* [WHAT IS NEEDED]
In your copy, leave out all pictures and reproduce every entry exactly.

* [DATA UNDER STUDY]
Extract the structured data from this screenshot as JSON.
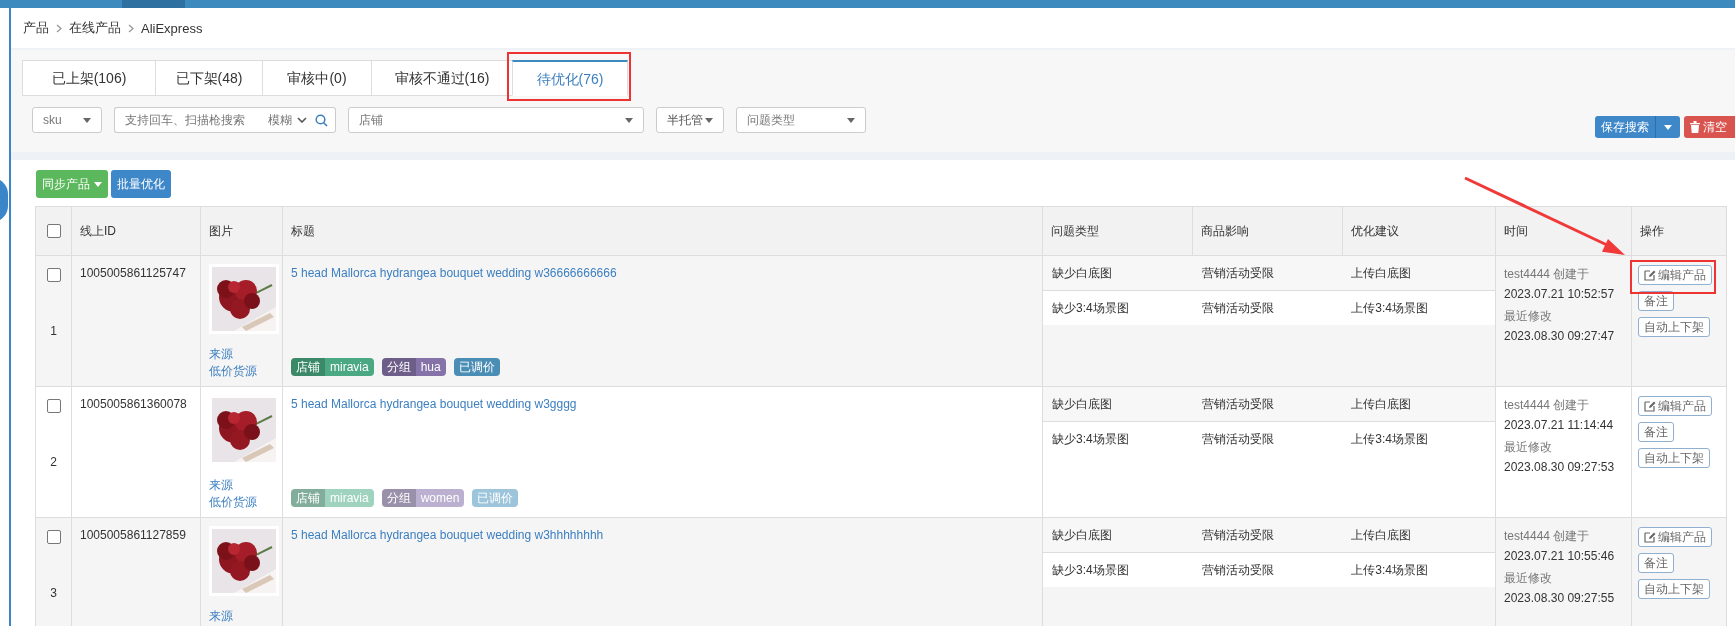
{
  "breadcrumb": [
    "产品",
    "在线产品",
    "AliExpress"
  ],
  "tabs": [
    {
      "label": "已上架(106)",
      "selected": false
    },
    {
      "label": "已下架(48)",
      "selected": false
    },
    {
      "label": "审核中(0)",
      "selected": false
    },
    {
      "label": "审核不通过(16)",
      "selected": false
    },
    {
      "label": "待优化(76)",
      "selected": true
    }
  ],
  "filters": {
    "field_select": "sku",
    "search_placeholder": "支持回车、扫描枪搜索",
    "match_select": "模糊",
    "shop_placeholder": "店铺",
    "mode_select": "半托管",
    "issue_type_placeholder": "问题类型"
  },
  "search_actions": [
    {
      "label": "保存搜索",
      "kind": "split"
    },
    {
      "label": "清空",
      "kind": "danger"
    }
  ],
  "toolbar": [
    {
      "label": "同步产品",
      "kind": "dropdown"
    },
    {
      "label": "批量优化",
      "kind": "primary"
    }
  ],
  "table": {
    "select_all_checked": false,
    "columns": [
      "线上ID",
      "图片",
      "标题",
      "问题类型",
      "商品影响",
      "优化建议",
      "时间",
      "操作"
    ],
    "rows": [
      {
        "checked": false,
        "number": "1",
        "id": "1005005861125747",
        "sources": [
          "来源",
          "低价货源"
        ],
        "title": "5 head Mallorca hydrangea bouquet wedding w36666666666",
        "tags": [
          {
            "kind": "pair",
            "label": "店铺",
            "value": "miravia",
            "color": "#4aa882"
          },
          {
            "kind": "pair",
            "label": "分组",
            "value": "hua",
            "color": "#8472a8"
          },
          {
            "kind": "single",
            "label": "已调价",
            "color": "#4a8db5"
          }
        ],
        "issues": [
          {
            "type": "缺少白底图",
            "impact": "营销活动受限",
            "suggestion": "上传白底图"
          },
          {
            "type": "缺少3:4场景图",
            "impact": "营销活动受限",
            "suggestion": "上传3:4场景图"
          }
        ],
        "created_by": "test4444 创建于",
        "created_at": "2023.07.21 10:52:57",
        "modified_label": "最近修改",
        "modified_at": "2023.08.30 09:27:47",
        "actions": [
          {
            "label": "编辑产品",
            "kind": "edit"
          },
          {
            "label": "备注",
            "kind": "plain"
          },
          {
            "label": "自动上下架",
            "kind": "plain"
          }
        ]
      },
      {
        "checked": false,
        "number": "2",
        "id": "1005005861360078",
        "sources": [
          "来源",
          "低价货源"
        ],
        "title": "5 head Mallorca hydrangea bouquet wedding w3gggg",
        "tags": [
          {
            "kind": "pair",
            "label": "店铺",
            "value": "miravia",
            "color": "#9fd3bd"
          },
          {
            "kind": "pair",
            "label": "分组",
            "value": "women",
            "color": "#bbb0d0"
          },
          {
            "kind": "single",
            "label": "已调价",
            "color": "#9cc4da"
          }
        ],
        "issues": [
          {
            "type": "缺少白底图",
            "impact": "营销活动受限",
            "suggestion": "上传白底图"
          },
          {
            "type": "缺少3:4场景图",
            "impact": "营销活动受限",
            "suggestion": "上传3:4场景图"
          }
        ],
        "created_by": "test4444 创建于",
        "created_at": "2023.07.21 11:14:44",
        "modified_label": "最近修改",
        "modified_at": "2023.08.30 09:27:53",
        "actions": [
          {
            "label": "编辑产品",
            "kind": "edit"
          },
          {
            "label": "备注",
            "kind": "plain"
          },
          {
            "label": "自动上下架",
            "kind": "plain"
          }
        ]
      },
      {
        "checked": false,
        "number": "3",
        "id": "1005005861127859",
        "sources": [
          "来源"
        ],
        "title": "5 head Mallorca hydrangea bouquet wedding w3hhhhhhhh",
        "issues": [
          {
            "type": "缺少白底图",
            "impact": "营销活动受限",
            "suggestion": "上传白底图"
          },
          {
            "type": "缺少3:4场景图",
            "impact": "营销活动受限",
            "suggestion": "上传3:4场景图"
          }
        ],
        "created_by": "test4444 创建于",
        "created_at": "2023.07.21 10:55:46",
        "modified_label": "最近修改",
        "modified_at": "2023.08.30 09:27:55",
        "actions": [
          {
            "label": "编辑产品",
            "kind": "edit"
          },
          {
            "label": "备注",
            "kind": "plain"
          },
          {
            "label": "自动上下架",
            "kind": "plain"
          }
        ]
      }
    ]
  },
  "annotations": [
    {
      "kind": "box"
    },
    {
      "kind": "box"
    },
    {
      "kind": "arrow"
    }
  ]
}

* [OUTPUT OF THE TASK]
Extract the structured data from this screenshot as JSON.
{
  "breadcrumb": [
    "产品",
    "在线产品",
    "AliExpress"
  ],
  "tabs": [
    {
      "label": "已上架(106)",
      "selected": false
    },
    {
      "label": "已下架(48)",
      "selected": false
    },
    {
      "label": "审核中(0)",
      "selected": false
    },
    {
      "label": "审核不通过(16)",
      "selected": false
    },
    {
      "label": "待优化(76)",
      "selected": true
    }
  ],
  "filters": {
    "field_select": "sku",
    "search_placeholder": "支持回车、扫描枪搜索",
    "match_select": "模糊",
    "shop_placeholder": "店铺",
    "mode_select": "半托管",
    "issue_type_placeholder": "问题类型"
  },
  "search_actions": [
    {
      "label": "保存搜索",
      "kind": "split"
    },
    {
      "label": "清空",
      "kind": "danger"
    }
  ],
  "toolbar": [
    {
      "label": "同步产品",
      "kind": "dropdown"
    },
    {
      "label": "批量优化",
      "kind": "primary"
    }
  ],
  "table": {
    "select_all_checked": false,
    "columns": [
      "线上ID",
      "图片",
      "标题",
      "问题类型",
      "商品影响",
      "优化建议",
      "时间",
      "操作"
    ],
    "rows": [
      {
        "checked": false,
        "number": "1",
        "id": "1005005861125747",
        "sources": [
          "来源",
          "低价货源"
        ],
        "title": "5 head Mallorca hydrangea bouquet wedding w36666666666",
        "tags": [
          {
            "kind": "pair",
            "label": "店铺",
            "value": "miravia",
            "color": "#4aa882"
          },
          {
            "kind": "pair",
            "label": "分组",
            "value": "hua",
            "color": "#8472a8"
          },
          {
            "kind": "single",
            "label": "已调价",
            "color": "#4a8db5"
          }
        ],
        "issues": [
          {
            "type": "缺少白底图",
            "impact": "营销活动受限",
            "suggestion": "上传白底图"
          },
          {
            "type": "缺少3:4场景图",
            "impact": "营销活动受限",
            "suggestion": "上传3:4场景图"
          }
        ],
        "created_by": "test4444 创建于",
        "created_at": "2023.07.21 10:52:57",
        "modified_label": "最近修改",
        "modified_at": "2023.08.30 09:27:47",
        "actions": [
          {
            "label": "编辑产品",
            "kind": "edit"
          },
          {
            "label": "备注",
            "kind": "plain"
          },
          {
            "label": "自动上下架",
            "kind": "plain"
          }
        ]
      },
      {
        "checked": false,
        "number": "2",
        "id": "1005005861360078",
        "sources": [
          "来源",
          "低价货源"
        ],
        "title": "5 head Mallorca hydrangea bouquet wedding w3gggg",
        "tags": [
          {
            "kind": "pair",
            "label": "店铺",
            "value": "miravia",
            "color": "#9fd3bd"
          },
          {
            "kind": "pair",
            "label": "分组",
            "value": "women",
            "color": "#bbb0d0"
          },
          {
            "kind": "single",
            "label": "已调价",
            "color": "#9cc4da"
          }
        ],
        "issues": [
          {
            "type": "缺少白底图",
            "impact": "营销活动受限",
            "suggestion": "上传白底图"
          },
          {
            "type": "缺少3:4场景图",
            "impact": "营销活动受限",
            "suggestion": "上传3:4场景图"
          }
        ],
        "created_by": "test4444 创建于",
        "created_at": "2023.07.21 11:14:44",
        "modified_label": "最近修改",
        "modified_at": "2023.08.30 09:27:53",
        "actions": [
          {
            "label": "编辑产品",
            "kind": "edit"
          },
          {
            "label": "备注",
            "kind": "plain"
          },
          {
            "label": "自动上下架",
            "kind": "plain"
          }
        ]
      },
      {
        "checked": false,
        "number": "3",
        "id": "1005005861127859",
        "sources": [
          "来源"
        ],
        "title": "5 head Mallorca hydrangea bouquet wedding w3hhhhhhhh",
        "issues": [
          {
            "type": "缺少白底图",
            "impact": "营销活动受限",
            "suggestion": "上传白底图"
          },
          {
            "type": "缺少3:4场景图",
            "impact": "营销活动受限",
            "suggestion": "上传3:4场景图"
          }
        ],
        "created_by": "test4444 创建于",
        "created_at": "2023.07.21 10:55:46",
        "modified_label": "最近修改",
        "modified_at": "2023.08.30 09:27:55",
        "actions": [
          {
            "label": "编辑产品",
            "kind": "edit"
          },
          {
            "label": "备注",
            "kind": "plain"
          },
          {
            "label": "自动上下架",
            "kind": "plain"
          }
        ]
      }
    ]
  },
  "annotations": [
    {
      "kind": "box"
    },
    {
      "kind": "box"
    },
    {
      "kind": "arrow"
    }
  ]
}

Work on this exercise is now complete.